*Stored records*.
:::::
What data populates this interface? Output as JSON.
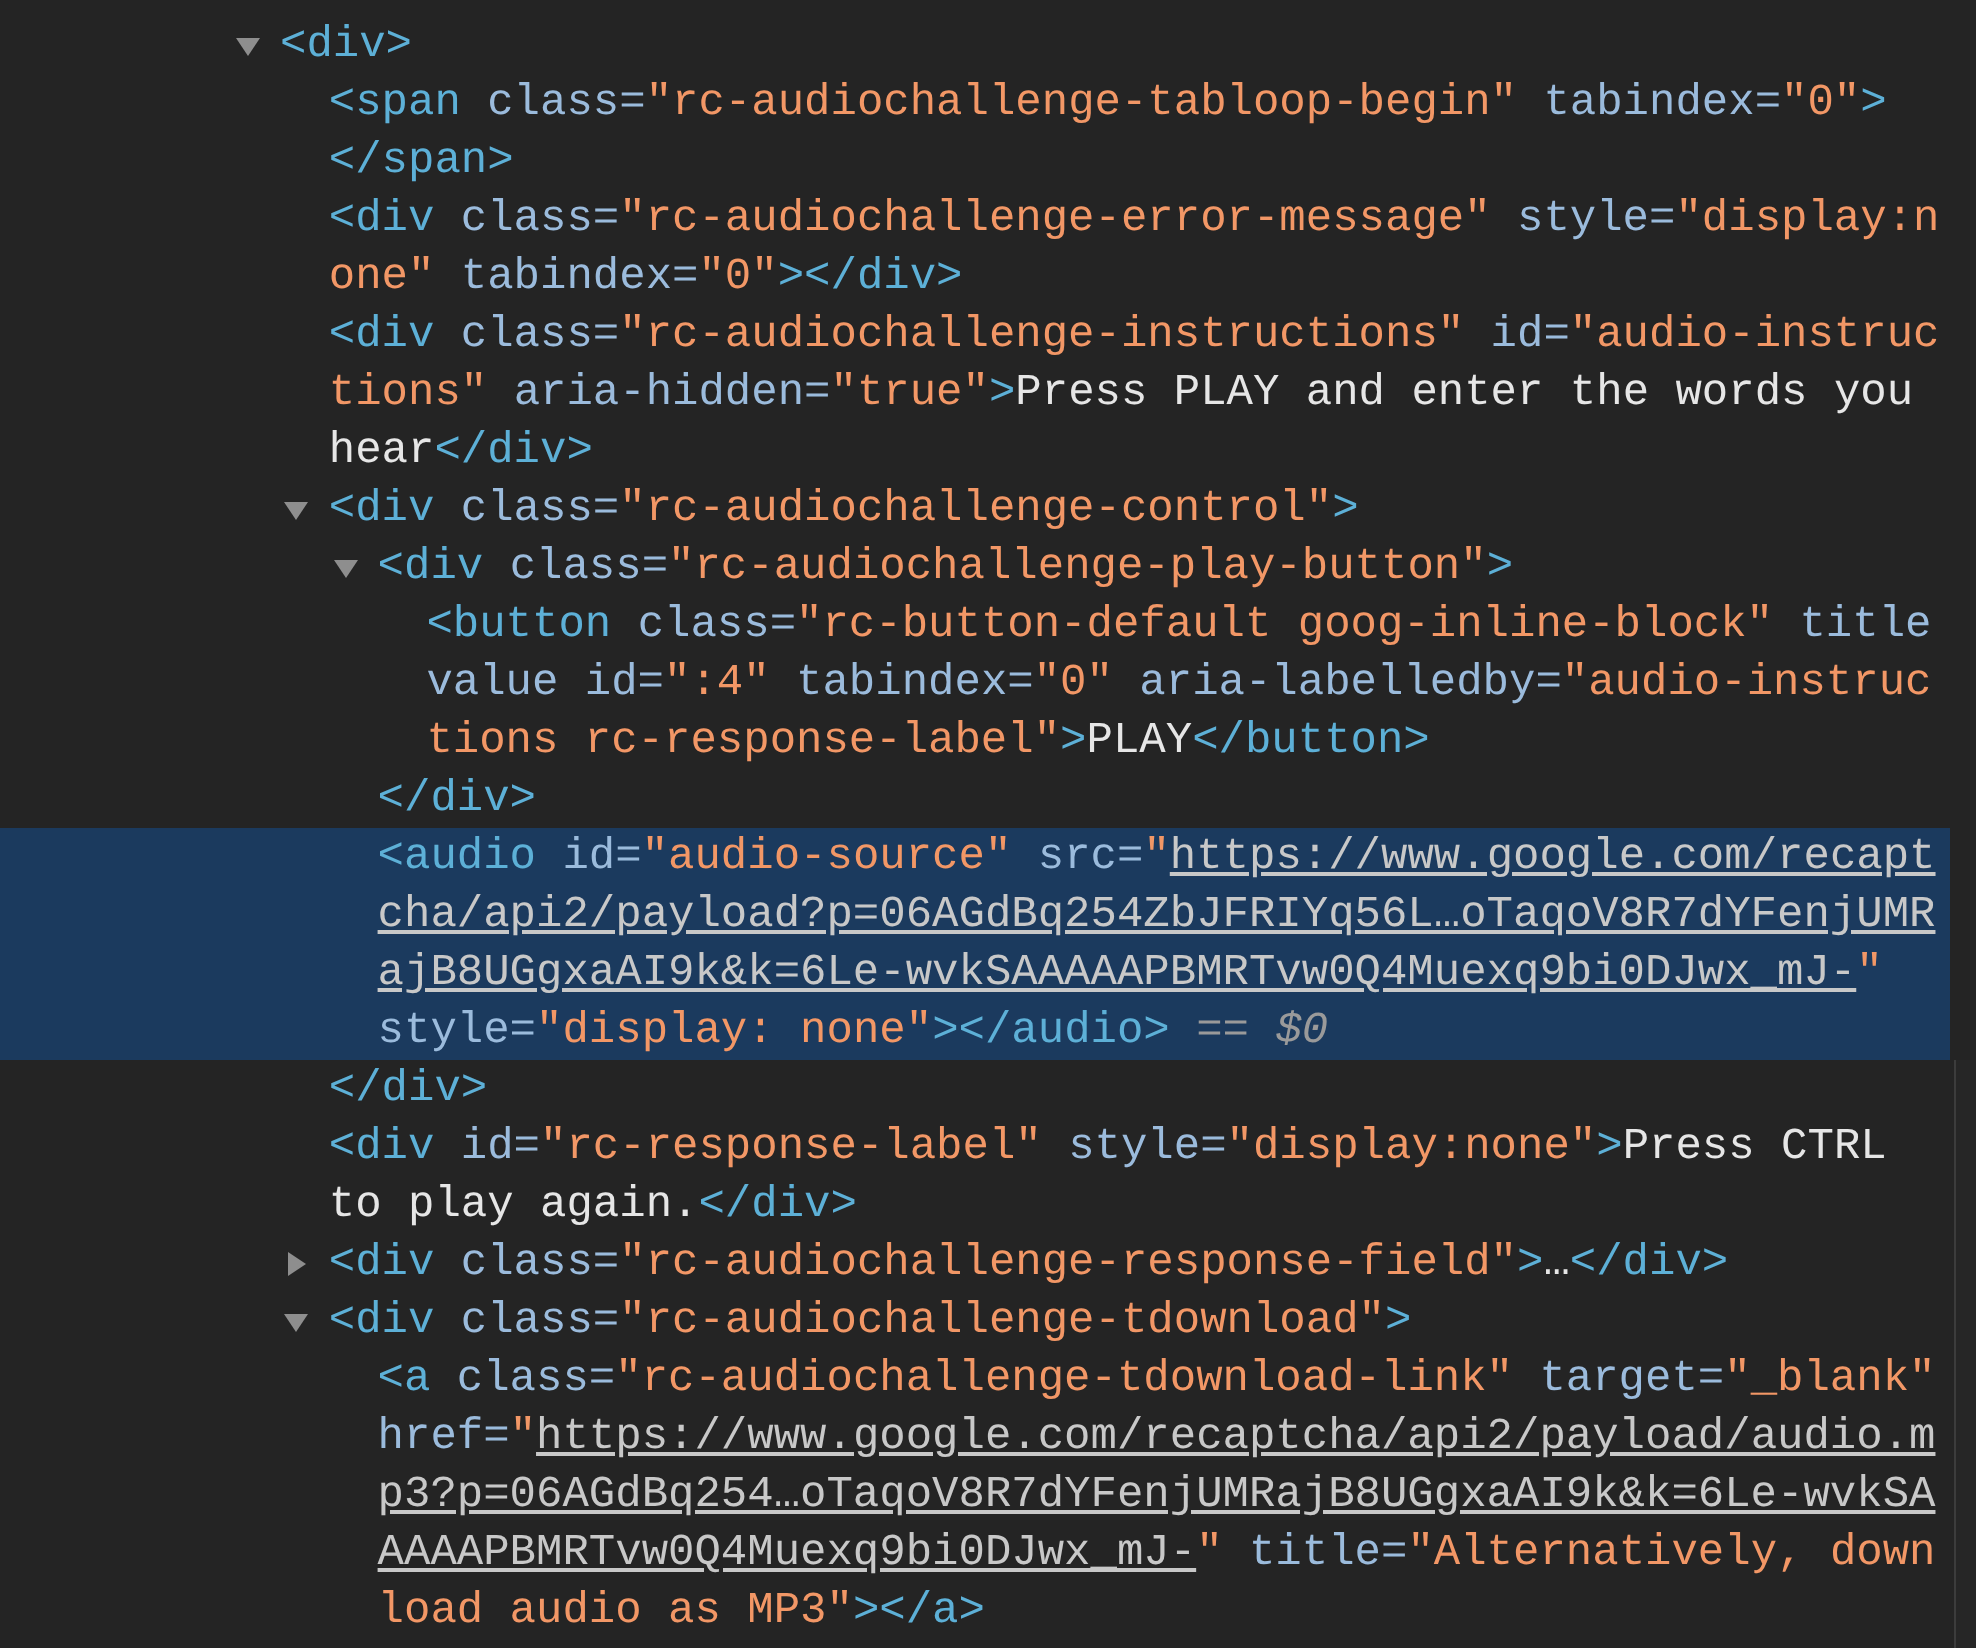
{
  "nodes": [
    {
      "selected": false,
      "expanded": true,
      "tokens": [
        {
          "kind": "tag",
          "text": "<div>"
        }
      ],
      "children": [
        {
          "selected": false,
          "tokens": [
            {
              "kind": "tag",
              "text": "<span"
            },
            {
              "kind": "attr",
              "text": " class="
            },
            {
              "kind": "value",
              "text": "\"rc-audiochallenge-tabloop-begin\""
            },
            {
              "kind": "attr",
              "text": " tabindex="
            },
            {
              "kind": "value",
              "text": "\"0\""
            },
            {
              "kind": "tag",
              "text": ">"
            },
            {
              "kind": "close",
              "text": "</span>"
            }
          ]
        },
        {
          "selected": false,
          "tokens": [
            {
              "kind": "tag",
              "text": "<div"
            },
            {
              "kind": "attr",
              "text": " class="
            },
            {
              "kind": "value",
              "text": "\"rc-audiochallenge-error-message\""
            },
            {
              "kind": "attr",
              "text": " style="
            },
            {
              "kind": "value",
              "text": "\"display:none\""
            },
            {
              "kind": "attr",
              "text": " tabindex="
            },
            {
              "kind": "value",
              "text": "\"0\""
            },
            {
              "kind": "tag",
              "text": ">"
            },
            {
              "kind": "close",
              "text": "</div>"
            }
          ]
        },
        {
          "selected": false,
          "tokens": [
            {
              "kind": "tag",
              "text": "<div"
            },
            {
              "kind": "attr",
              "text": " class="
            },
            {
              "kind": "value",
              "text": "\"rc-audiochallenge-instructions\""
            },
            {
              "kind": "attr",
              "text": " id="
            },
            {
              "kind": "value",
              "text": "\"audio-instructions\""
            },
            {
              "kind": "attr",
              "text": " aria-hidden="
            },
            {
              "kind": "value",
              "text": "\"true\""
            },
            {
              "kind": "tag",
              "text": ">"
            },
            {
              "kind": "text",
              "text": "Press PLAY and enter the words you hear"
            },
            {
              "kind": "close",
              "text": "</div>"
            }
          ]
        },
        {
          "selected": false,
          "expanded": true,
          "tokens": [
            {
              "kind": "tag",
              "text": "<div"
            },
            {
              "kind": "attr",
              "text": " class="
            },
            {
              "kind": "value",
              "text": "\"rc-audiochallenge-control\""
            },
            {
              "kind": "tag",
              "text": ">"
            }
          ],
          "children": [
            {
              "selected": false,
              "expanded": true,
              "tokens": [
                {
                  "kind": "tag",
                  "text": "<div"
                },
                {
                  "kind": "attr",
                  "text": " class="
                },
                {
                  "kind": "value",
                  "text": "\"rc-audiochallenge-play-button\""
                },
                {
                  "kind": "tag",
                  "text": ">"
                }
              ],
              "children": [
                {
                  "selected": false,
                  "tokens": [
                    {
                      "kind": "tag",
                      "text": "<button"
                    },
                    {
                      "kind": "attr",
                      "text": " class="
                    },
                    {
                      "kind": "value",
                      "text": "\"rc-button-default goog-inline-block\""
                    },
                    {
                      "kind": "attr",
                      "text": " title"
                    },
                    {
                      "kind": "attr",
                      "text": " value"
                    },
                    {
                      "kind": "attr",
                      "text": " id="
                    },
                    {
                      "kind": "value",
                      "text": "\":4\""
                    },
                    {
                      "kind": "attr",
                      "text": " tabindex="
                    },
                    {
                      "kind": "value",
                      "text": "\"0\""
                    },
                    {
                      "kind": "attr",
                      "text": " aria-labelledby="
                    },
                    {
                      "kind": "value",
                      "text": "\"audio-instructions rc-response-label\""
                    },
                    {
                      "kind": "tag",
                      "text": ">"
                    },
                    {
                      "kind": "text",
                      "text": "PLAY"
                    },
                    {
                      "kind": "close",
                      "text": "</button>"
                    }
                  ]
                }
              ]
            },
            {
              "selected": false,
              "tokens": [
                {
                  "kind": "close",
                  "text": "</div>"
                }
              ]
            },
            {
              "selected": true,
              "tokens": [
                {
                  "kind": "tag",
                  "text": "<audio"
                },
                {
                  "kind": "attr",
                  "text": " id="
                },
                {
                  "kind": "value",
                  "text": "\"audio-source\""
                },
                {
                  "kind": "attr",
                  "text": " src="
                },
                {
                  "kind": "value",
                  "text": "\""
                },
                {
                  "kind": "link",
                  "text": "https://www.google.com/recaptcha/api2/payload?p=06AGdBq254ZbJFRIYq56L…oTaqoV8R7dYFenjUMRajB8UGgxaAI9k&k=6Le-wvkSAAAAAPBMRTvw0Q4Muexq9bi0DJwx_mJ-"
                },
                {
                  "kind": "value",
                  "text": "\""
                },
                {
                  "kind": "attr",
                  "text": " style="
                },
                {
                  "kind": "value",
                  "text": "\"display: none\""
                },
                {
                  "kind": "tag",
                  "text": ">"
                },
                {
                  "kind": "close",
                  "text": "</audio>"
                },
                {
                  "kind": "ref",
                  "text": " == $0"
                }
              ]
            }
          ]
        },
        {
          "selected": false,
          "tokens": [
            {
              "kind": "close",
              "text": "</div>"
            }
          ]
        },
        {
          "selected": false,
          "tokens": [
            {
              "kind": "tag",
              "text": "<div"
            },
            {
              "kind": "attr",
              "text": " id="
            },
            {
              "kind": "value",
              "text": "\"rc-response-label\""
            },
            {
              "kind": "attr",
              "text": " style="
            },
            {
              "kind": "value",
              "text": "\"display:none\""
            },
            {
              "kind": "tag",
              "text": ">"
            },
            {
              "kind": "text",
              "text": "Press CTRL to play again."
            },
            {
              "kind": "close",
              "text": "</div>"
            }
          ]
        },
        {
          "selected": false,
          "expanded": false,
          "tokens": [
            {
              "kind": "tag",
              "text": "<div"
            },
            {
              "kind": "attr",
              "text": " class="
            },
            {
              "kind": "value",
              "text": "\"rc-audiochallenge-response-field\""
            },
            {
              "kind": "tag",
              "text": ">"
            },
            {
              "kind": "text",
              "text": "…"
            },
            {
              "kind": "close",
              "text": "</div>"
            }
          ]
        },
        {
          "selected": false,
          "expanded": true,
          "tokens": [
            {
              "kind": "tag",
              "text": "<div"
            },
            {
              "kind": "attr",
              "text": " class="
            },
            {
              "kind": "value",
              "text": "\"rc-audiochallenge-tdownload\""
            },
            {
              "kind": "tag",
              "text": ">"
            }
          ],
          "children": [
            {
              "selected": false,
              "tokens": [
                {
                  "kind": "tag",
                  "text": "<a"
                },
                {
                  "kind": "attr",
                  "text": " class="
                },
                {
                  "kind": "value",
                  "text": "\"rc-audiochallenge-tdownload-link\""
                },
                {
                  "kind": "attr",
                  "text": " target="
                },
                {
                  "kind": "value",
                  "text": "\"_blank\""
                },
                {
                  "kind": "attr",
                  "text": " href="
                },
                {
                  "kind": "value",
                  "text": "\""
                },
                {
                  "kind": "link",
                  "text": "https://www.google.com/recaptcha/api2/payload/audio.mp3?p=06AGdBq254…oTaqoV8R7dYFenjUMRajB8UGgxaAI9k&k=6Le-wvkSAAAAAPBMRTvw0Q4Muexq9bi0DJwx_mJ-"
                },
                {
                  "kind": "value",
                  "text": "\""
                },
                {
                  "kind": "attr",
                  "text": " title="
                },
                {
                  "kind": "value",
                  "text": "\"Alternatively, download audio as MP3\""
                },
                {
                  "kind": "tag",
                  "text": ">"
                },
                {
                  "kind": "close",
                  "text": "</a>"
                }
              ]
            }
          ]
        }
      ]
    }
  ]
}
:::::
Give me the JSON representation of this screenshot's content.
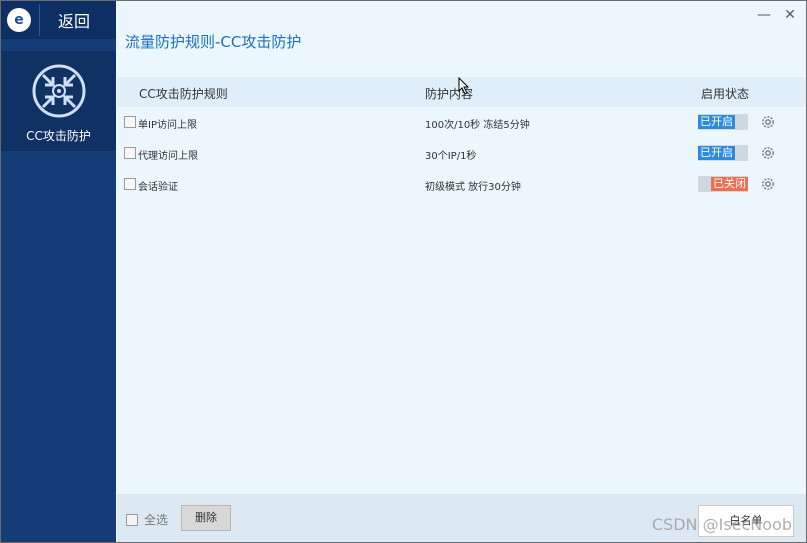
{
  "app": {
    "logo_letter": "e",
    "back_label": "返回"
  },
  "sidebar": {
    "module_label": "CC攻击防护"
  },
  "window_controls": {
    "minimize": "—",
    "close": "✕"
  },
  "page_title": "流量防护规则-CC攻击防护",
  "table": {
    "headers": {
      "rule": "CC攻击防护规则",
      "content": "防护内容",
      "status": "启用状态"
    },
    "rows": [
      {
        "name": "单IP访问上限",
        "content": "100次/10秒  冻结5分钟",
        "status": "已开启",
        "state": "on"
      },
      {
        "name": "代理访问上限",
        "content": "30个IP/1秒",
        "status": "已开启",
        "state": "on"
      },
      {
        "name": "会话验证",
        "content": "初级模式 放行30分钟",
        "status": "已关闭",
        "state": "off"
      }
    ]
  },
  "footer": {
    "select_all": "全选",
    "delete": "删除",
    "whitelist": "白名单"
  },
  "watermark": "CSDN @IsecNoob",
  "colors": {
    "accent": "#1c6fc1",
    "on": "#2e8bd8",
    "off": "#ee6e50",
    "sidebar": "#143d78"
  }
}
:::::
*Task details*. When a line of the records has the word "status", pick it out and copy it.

*Task result*.
      "status": "启用状态"
        "status": "已开启",
        "status": "已开启",
        "status": "已关闭",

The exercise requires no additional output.